Canadian Gov Stands by LAV Sale to Saudis | UK Upgrading Challenger 2 Tank | France to get 2nd MQ-9 Reaper UAV in 2017Jan 21, 2016 00:20 UTC
- Despite recent protests arising from recent Saudi Arabian executions, the Canadian government will stand by a multi-billion dollar vehicle deal. The executions, alongside a variety of other human rights issues including alleged war crimes committed in Yemen, have sparked renewed calls for governments to cease their arms sales to the Saudis. For Canada, this involves a $10.4 billion sale of an undisclosed number of light armored vehicles (LAVs), the largest export contract in Canadian history. The sale was approved in February by the previous government of Stephen Harper, and became a thorny issue during last fall’s election. The new Liberal Party government has defended the deal, citing its importance to the economy, and that all other allied nations are continuing their own exports to the Gulf nation.
Middle East North Africa
- Despite their commitment to the F-35 acquisition program, Israel plans to conduct a deep upgrade of their Boeing F-15I Ra’am fleet, with plans to keep it as the backbone of their strike capabilities. The modifications, including structural changes, the addition of an active electronically-scanned array (AESA) radar, updated avionics and new, unspecified weapon systems, will allow for the aircraft’s continued use as a strategic aircraft even after the F-35I comes into operation. While it’s been said that some missions will be switched over to the F-35I, the F-15 will continue to be used as the air force integrates weapons systems on the newer fighter.
- Turkey’s Undersecretariat for Defense Industries (SSM) has announced that a number of parties have expressed interest in purchasing their indigenous new generation main battle tank, the Altay. Those that may look to make purchases are regional allies, including a number of Gulf countries and Pakistan. Saudi Arabia in particular has been expressing keen interest after officials from these countries were invited to observe firing tests of the tank. While still in development, and a manufacturer for serial production is yet to be announced, the interest seemingly generated may lead to some big business for Ankara in the coming years.
- The UK is to upgrade their Challenger 2 tank, with three contractors bidding to carry out the work. The tank’s builder, BAE Systems, will be joined by rivals General Dynamics UK and Lockheed Martin UK to have applied to take part in the $1 billion Challenger 2 Life Extension Program (LEP). The contract may also be extended to conduct upgrades on Challenger’s operated by the government of Oman according to the Ministry of Defence. The upgrades will extend the life of the Challenger for another ten years, bringing the tank’s life expectancy to 2035.
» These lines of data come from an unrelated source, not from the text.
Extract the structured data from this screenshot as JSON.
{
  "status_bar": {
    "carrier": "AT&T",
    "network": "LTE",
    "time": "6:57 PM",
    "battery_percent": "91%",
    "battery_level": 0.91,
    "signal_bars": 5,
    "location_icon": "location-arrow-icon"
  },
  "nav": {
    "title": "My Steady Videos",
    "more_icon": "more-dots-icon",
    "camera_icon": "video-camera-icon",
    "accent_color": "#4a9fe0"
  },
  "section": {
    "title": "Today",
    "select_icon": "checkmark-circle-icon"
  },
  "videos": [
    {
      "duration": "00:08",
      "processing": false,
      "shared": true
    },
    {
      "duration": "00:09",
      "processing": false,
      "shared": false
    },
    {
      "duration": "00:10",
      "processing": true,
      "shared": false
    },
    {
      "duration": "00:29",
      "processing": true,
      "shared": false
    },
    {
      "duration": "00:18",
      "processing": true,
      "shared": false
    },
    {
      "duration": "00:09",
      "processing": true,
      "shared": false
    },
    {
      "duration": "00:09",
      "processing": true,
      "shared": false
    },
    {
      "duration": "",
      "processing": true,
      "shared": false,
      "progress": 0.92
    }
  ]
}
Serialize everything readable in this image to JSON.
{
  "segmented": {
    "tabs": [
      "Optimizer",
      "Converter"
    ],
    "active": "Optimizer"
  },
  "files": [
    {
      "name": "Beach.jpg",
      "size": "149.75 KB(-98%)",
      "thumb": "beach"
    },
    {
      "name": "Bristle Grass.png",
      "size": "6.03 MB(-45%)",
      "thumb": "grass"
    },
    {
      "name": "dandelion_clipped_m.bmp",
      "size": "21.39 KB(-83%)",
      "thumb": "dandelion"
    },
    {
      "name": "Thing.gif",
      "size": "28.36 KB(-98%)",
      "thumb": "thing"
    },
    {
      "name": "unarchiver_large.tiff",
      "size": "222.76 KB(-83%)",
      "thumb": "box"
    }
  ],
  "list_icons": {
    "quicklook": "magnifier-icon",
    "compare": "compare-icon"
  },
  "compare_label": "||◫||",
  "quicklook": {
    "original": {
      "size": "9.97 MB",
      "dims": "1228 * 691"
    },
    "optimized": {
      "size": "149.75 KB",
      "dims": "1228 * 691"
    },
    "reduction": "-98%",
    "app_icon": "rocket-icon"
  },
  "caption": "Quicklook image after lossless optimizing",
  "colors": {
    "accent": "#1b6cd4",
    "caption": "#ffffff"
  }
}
- France is in talks with Australia, Germany and Spain over the latest upgrades to the Tiger Mk 3 attack helicopter. One of the key specifications to be agreed on involves deciding on a common anti-tank missile to be used by all countries. At present, France and Australia use the Hellfire on their Tigers, Germany uses the Parsys Trigat and Spain uses the Rafael Spike. To allow for all governments to reach a decision on a common armament, the Mk 3 upgrade program has been pushed back to 2023. Other parts of the upgrade program include enhancements to the helicopter’s communications suite, including a Link 16 datalink and Blue Force Tracking system.
- A second MQ-9 Reaper UAV system will be delivered to France by October 2017 after the US DoD announced contracts on Tuesday. Work and delivery of the system is set to cost $47.7 million and will be carried out by General Atomics Aeronautical Systems. The awarding of the contract follows the December order of a third batch of Reaper systems by France set for delivery in 2019. France has been operating the UAVs on missions on the African continent, primarily in the Sahel-Saharan region. The MQ-9s will most likely continue to be operated until a pan-European UAV development project is completed which will see a drone developed jointly by France, Germany and Italy.
- Pakistan’s C-130 fleet is set to get a series of upgrades with Rockwell Collins selected to carry out the work. The Pentagon awarded the company a $30 million contract to carry out the work including the design, manufacture, integration, training, provision of technical support during installation, and delivery of 11 C-130E model kits and five C-130B integrated avionics suites and kits to Pakistan. Furthermore, they are to develop, validate, and deliver consolidated B/E flight manual and associated checklists, and maintenance supplements required to operate, maintain, and sustain the PAF C-130 fleet. All work will be carried out in Islamabad, and will be completed by the end of 2020.
- Successful testing of the Ra’ad air-launched cruise missile (ALCM) has been announced by Pakistan’s Inter-Services Public Relations. The indigenously developed missile had undergone seven separate test flights assessing its guidance and navigation system’s ability to accurately hit pin point targets. With a range of 350km, the Ra’ad has been developed to achieve air delivered strategic stand off capability on land and at sea and contribute to the country’s deterrence capabilities. The testing comes as both Pakistan and regional rival India promised to resume high level peace talks at a regional summit in Afghanistan last week.
- A look at some development tests of Turkey’s Altay tank: